Sharing is an inherent part of human nature. We’ve done it since time immemorial, but the millennial generation is elevating it to the next level by embracing a sharing economy. In the past few years, several sharing economy-based startups have revolutionised multiple industries. Today, we can rent rooms in someone else’s home when we travel, or rent clothes and furniture from someone looking to clear the clutter or hire someone’s car to get around. The main factor that is helping the concept of sharing economy thrive in India is that new-age consumers aren’t fixated on owning; they are eager to share or experience simultaneously with others.
Sustainability and the shared economy
A sharing economy epitomises a utopian economic landscape: consumption is sustainable and growth is accelerated. Within a sharing economy, sustainability can be branched into social, economic, and environmental sustainability.
Shared services, be it cabs, clothes, or homes, cost considerably less than their alternatives. The quality of these services, however, remains top notch. Therefore, these services are affordable and economically sustainable. They can be availed by individuals across various economic sectors and backgrounds and can democratise several services that are currently available only to certain sections of society.
Further, shared services lead to increased and intensified social connections. These services do not just create a healthy community in the present scenario, but also set a societal benchmark that will encourage future generations to come together and enjoy services in a sustainable manner.
Finally, when services are shared among groups of individuals, it has a deeply positive impact on the environment. The earth benefits greatly when natural resources are shared among large groups of people and not exhausted haphazardly.
Ride-sharing at the helm of sharing economy
Perhaps the most significant example of sustainability through a sharing economy is the concept of ride sharing. In fact, several leading ride-sharing brands are operating across the globe, working towards decreasing transportation costs and reducing the overall carbon footprint.
According to a Boston Consulting Group report, across India’s top four metro cities, commuters take 15 times longer to cover any distance due to traffic congestion, poor road infrastructure, and an enormous increase in private vehicles. It is estimated that these four cities, Delhi, Mumbai, Bangalore, and Kolkata, spend $22 billion per year due to congestion on roads.
Apart from financial leakages, traffic congestion and increased vehicle count also have dire effects on the environment, which bears the brunt of auto emissions day in and day out. Ride-sharing can mitigate the grim impact of constant emissions while allowing people to avoid high traffic situations and reducing commute times significantly.
Corporate ride sharing revolutionising India’s transportation landscape
The transportation sector in India is currently valued at a whopping $16 billion, of which about $2.5 billion is spent directly by Indian corporates. Ridesharing can help corporates save money while also removing a major chunk of private cars from Indian roads. Several corporates have realised the many benefits of ridesharing and have put in place shared employee transport systems (ETS). Through these systems, organisations provide affordable, tech-enabled cabs to their employees, who can avoid long, stressful commutes. According to research, 1 car eliminated from the road reduces about 2 tonnes of carbon dioxide emissions a year. So, when corporates organise thousands of employees into ride-sharing groups, they end up taking a lot of pressure away from the roads.

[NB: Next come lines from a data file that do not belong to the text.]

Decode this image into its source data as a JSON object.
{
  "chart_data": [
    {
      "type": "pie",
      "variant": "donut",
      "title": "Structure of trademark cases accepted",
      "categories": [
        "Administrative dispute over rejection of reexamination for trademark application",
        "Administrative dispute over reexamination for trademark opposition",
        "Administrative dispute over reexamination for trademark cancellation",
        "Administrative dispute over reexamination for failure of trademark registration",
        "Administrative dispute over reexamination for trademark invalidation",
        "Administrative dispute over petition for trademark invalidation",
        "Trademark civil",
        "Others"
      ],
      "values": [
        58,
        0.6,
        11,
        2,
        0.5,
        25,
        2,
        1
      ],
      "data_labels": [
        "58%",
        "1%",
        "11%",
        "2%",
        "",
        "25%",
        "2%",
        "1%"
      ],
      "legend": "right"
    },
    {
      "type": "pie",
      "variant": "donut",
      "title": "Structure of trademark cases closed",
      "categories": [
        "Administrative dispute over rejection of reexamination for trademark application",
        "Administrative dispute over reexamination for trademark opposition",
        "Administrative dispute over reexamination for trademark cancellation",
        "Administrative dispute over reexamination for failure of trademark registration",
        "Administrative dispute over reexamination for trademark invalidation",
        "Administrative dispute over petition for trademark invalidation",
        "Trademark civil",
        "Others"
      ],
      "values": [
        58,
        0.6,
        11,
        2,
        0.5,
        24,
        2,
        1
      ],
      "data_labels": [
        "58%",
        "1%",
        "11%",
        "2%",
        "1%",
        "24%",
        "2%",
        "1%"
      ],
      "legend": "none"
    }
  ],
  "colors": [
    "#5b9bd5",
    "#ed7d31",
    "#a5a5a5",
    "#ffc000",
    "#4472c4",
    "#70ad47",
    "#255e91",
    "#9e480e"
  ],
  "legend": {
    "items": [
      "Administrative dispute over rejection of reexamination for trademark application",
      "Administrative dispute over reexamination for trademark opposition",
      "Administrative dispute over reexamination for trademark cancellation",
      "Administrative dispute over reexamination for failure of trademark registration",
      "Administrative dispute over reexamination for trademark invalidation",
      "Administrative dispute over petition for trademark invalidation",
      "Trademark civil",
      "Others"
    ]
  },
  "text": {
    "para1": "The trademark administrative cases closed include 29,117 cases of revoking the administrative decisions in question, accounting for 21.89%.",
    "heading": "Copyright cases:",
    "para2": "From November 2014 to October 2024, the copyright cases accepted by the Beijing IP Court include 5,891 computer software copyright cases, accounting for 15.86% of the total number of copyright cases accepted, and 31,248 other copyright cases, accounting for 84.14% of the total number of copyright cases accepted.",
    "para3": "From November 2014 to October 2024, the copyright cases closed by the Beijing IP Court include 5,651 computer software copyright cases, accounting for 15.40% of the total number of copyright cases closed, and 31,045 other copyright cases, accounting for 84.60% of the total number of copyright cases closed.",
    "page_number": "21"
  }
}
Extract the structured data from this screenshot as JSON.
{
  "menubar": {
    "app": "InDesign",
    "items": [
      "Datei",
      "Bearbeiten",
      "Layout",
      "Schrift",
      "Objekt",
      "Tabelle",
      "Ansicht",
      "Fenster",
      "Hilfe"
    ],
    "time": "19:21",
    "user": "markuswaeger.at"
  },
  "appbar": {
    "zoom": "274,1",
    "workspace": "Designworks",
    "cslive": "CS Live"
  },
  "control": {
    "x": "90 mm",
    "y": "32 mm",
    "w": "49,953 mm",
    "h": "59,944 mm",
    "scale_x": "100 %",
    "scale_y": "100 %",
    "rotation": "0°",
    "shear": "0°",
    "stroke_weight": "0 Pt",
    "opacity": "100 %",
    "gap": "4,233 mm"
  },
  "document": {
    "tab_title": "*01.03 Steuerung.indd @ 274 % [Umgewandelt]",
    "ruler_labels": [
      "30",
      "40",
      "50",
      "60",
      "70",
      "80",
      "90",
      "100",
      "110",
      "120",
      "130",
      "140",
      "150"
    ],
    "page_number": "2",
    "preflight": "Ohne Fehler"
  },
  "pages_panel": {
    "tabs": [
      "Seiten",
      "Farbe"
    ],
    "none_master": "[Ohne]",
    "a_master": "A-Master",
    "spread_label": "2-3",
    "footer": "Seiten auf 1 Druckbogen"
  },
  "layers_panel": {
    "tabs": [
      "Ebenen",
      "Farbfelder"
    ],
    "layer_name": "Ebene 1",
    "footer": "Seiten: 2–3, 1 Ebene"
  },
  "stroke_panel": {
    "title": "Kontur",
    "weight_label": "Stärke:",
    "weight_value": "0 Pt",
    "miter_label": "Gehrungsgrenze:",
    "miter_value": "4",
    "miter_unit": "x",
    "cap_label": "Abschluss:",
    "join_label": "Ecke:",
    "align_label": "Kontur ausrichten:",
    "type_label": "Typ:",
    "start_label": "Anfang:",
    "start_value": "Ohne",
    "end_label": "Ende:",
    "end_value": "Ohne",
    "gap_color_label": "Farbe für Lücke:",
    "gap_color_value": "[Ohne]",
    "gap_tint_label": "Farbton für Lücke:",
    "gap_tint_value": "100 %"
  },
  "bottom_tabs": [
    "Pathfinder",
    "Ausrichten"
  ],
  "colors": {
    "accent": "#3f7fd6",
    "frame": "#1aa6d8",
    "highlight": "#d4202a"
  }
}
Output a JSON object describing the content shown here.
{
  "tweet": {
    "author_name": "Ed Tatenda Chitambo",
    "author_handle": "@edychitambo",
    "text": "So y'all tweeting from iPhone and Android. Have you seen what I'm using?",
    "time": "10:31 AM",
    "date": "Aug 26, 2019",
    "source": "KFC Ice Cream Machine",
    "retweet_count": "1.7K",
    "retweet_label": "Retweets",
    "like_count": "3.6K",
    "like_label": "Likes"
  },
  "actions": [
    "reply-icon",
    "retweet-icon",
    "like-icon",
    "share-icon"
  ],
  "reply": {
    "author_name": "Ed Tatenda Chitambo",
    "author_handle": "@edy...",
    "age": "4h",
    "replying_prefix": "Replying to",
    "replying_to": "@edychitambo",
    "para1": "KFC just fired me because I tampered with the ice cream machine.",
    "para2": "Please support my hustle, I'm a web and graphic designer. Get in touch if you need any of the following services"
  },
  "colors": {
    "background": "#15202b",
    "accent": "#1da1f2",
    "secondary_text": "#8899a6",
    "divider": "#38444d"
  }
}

Further, an increasing number of corporates are adopting technologically advanced transport automation systems (TAS) that leverage innovative technologies such as artificial intelligence and machine learning. These technologies can predict traffic conditions, a number of passengers and shortest routes to simplify commutes. These tech-centric systems ensure that commuters do not last longer or consume more fuel than they should. Additionally, they also track rides, ensuring the safety of employees, which is an essential benefit of the process.
The average employee spends around Rs 5,000 per month on commuting to and from work. If corporates offer ridesharing facilities at significantly lower prices, the savings alone will be enough incentive for employees to embrace the sustainable model. Leading corporates such as Accenture and Genpact provide shared cab services to their employees, contributing majorly to the fight for sustainability. Once every employee has access to shared, corporate-sponsored rides, we will advance into an era of seamless sharing and sustainable growth. To continue living in an abundance of resources, a sharing economy is the only solution. There is simply no other option.
(Disclaimer: The views and opinions expressed in this article are those of the author and do not necessarily reflect the views of YourStory.)